Nam was in a deep sleep on the stone bench when he heard an unfamiliar voice calling him.
At first he thought he was dreaming. When he finally opened his eyes he was startled to find someone kneeling on the grass before him.
Nam had been homeless for 2 weeks. Since leaving his family in their village west of Hanoi, he had mostly been alone as he wandered the streets looking for money or work.
He preferred to sleep during the day because at night he felt more vulnerable. On his very first night in the city, someone had tried to touch him while he slept in a drainpipe – a much older man who disappeared into the darkness when Nam woke up and yelled with fright.
The young woman sitting in front of him now looked kind and gentle. She was holding a box in her hands which Nam sensed was brimming with hot food. But his instincts warned him to be cautious. Nobody was kind without a reason.

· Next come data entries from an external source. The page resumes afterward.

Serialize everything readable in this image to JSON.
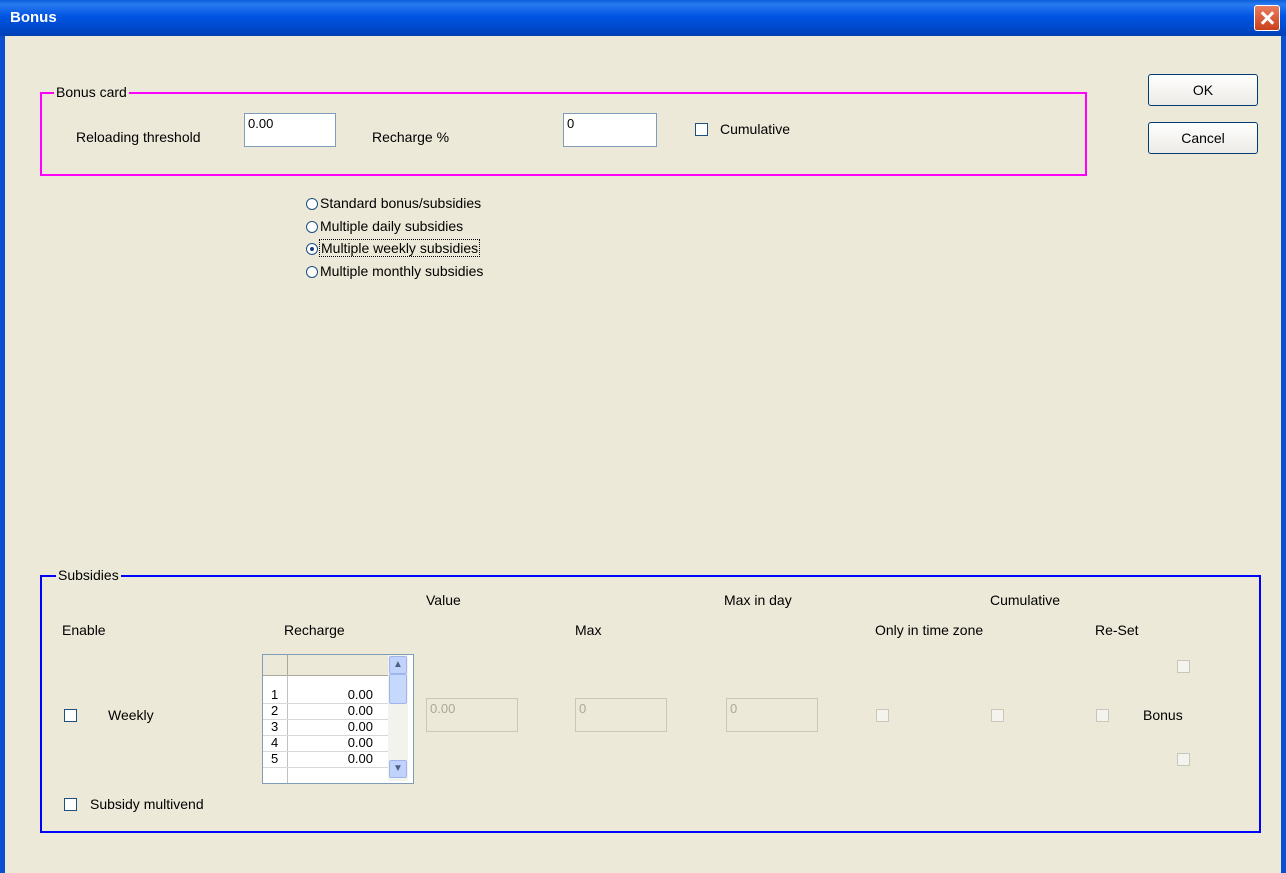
{
  "window": {
    "title": "Bonus"
  },
  "buttons": {
    "ok": "OK",
    "cancel": "Cancel"
  },
  "bonus_card": {
    "legend": "Bonus card",
    "reloading_threshold_label": "Reloading threshold",
    "reloading_threshold_value": "0.00",
    "recharge_pct_label": "Recharge %",
    "recharge_pct_value": "0",
    "cumulative_label": "Cumulative",
    "cumulative_checked": false
  },
  "modes": {
    "options": [
      "Standard bonus/subsidies",
      "Multiple daily subsidies",
      "Multiple weekly subsidies",
      "Multiple monthly subsidies"
    ],
    "selected": "Multiple weekly subsidies"
  },
  "subsidies": {
    "legend": "Subsidies",
    "headers": {
      "value": "Value",
      "max_in_day": "Max in day",
      "cumulative": "Cumulative",
      "enable": "Enable",
      "recharge": "Recharge",
      "max": "Max",
      "only_in_time_zone": "Only in time zone",
      "reset": "Re-Set"
    },
    "weekly_label": "Weekly",
    "recharge_rows": [
      {
        "n": "1",
        "v": "0.00"
      },
      {
        "n": "2",
        "v": "0.00"
      },
      {
        "n": "3",
        "v": "0.00"
      },
      {
        "n": "4",
        "v": "0.00"
      },
      {
        "n": "5",
        "v": "0.00"
      }
    ],
    "value_field": "0.00",
    "max_field": "0",
    "max_in_day_field": "0",
    "bonus_label": "Bonus",
    "multivend_label": "Subsidy multivend"
  },
  "colors": {
    "bonus_card_border": "#ff00ff",
    "subsidies_border": "#0000ff",
    "titlebar": "#0054e3"
  },
  "icons": [
    "close-icon",
    "scroll-up-icon",
    "scroll-down-icon"
  ]
}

That was the first moment that Nam met a social worker from Blue Dragon. And while he was broke, hungry and tired – a trifecta of misery – he still hesitated to accept this offer of food and a friendly smile.
Nam is like many of the kids we meet. Whether they are sleeping rough on the streets of the city or have called for help from a place of slavery, their first response is not always gratitude or relief. Most are frightened that they are about to be tricked and deceived – again.

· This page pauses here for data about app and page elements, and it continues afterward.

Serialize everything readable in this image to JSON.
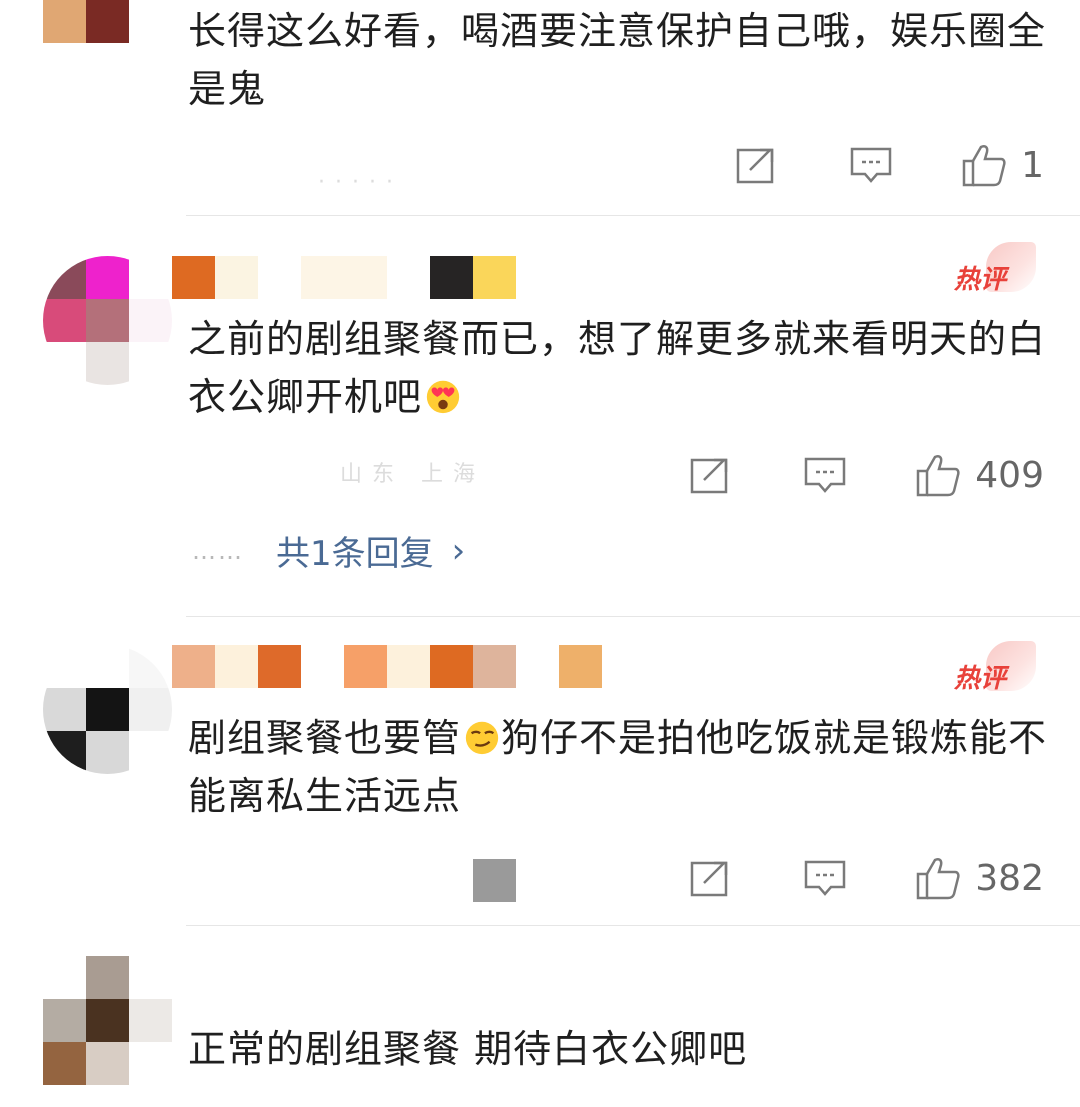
{
  "comments": [
    {
      "text": "长得这么好看，喝酒要注意保护自己哦，娱乐圈全是鬼",
      "likes": "1",
      "hot": false
    },
    {
      "text": "之前的剧组聚餐而已，想了解更多就来看明天的白衣公卿开机吧",
      "emoji": "heart-eyes-emoji",
      "likes": "409",
      "hot": true,
      "hot_label": "热评",
      "faded_meta": "山东 上海",
      "replies_label": "共1条回复",
      "replies_dots": "……"
    },
    {
      "text_before": "剧组聚餐也要管",
      "emoji": "smirk-emoji",
      "text_after": "狗仔不是拍他吃饭就是锻炼能不能离私生活远点",
      "likes": "382",
      "hot": true,
      "hot_label": "热评"
    },
    {
      "text": "正常的剧组聚餐 期待白衣公卿吧",
      "hot": false
    }
  ],
  "colors": {
    "hot_red": "#e8413a",
    "link_blue": "#4a6a94",
    "divider": "#e6e6e6",
    "icon_gray": "#7a7a7a"
  },
  "icons": [
    "share-icon",
    "comment-icon",
    "like-icon",
    "chevron-right-icon"
  ]
}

Helping a young person escape danger or abuse begins by building trust. That may happen quickly, or it may take time. Nam didn’t leave the streets and accept a safe place to stay for months after that first meeting.
Social workers would head out to find him on the streets at night, bringing food and clothing and sometimes a comic book to read. They sat and chatted, sharing stories from their own lives and listening quietly when Nam opened up and told stories of his own.

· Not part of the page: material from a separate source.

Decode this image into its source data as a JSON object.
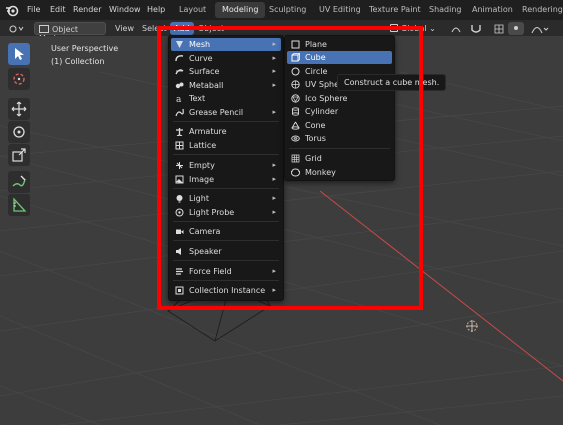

In a way, the kids are no different to anyone else. Faced with danger and knowing they’re at risk, they protect themselves. They put up barriers to keep themselves safe. Sometimes they try to push away those who really care for them.
We all need someone we can trust. Healing never happens in isolation. To overcome grief, or hurt, or trauma, we need to know that there is someone who cares for us and understands what we’ve been through.
Nam is safe now. After he finally accepted that offer of a place to stay, he needed some months to catch up on sleep, exercise and healthy eating before he was ready to take his next steps.
He’s a bright kid – a young man, now, aged 19 – and nobody who meets him would ever guess the hardships he’s faced. He has a job and lives with some friends in a rented room. When he’s not at work, he’s listening to music or hanging out in the local cafe. Just like anyone else.
All he needed was time to build trust, know he was safe, and then the care to heal from his wounds.
Time and care. Just like we all need at some point in our lives.
Blue Dragon Children’s Foundation rescues kids in crisis. A donation of $10 or any amount will go toward the care of street kids like Nam. You can donate here.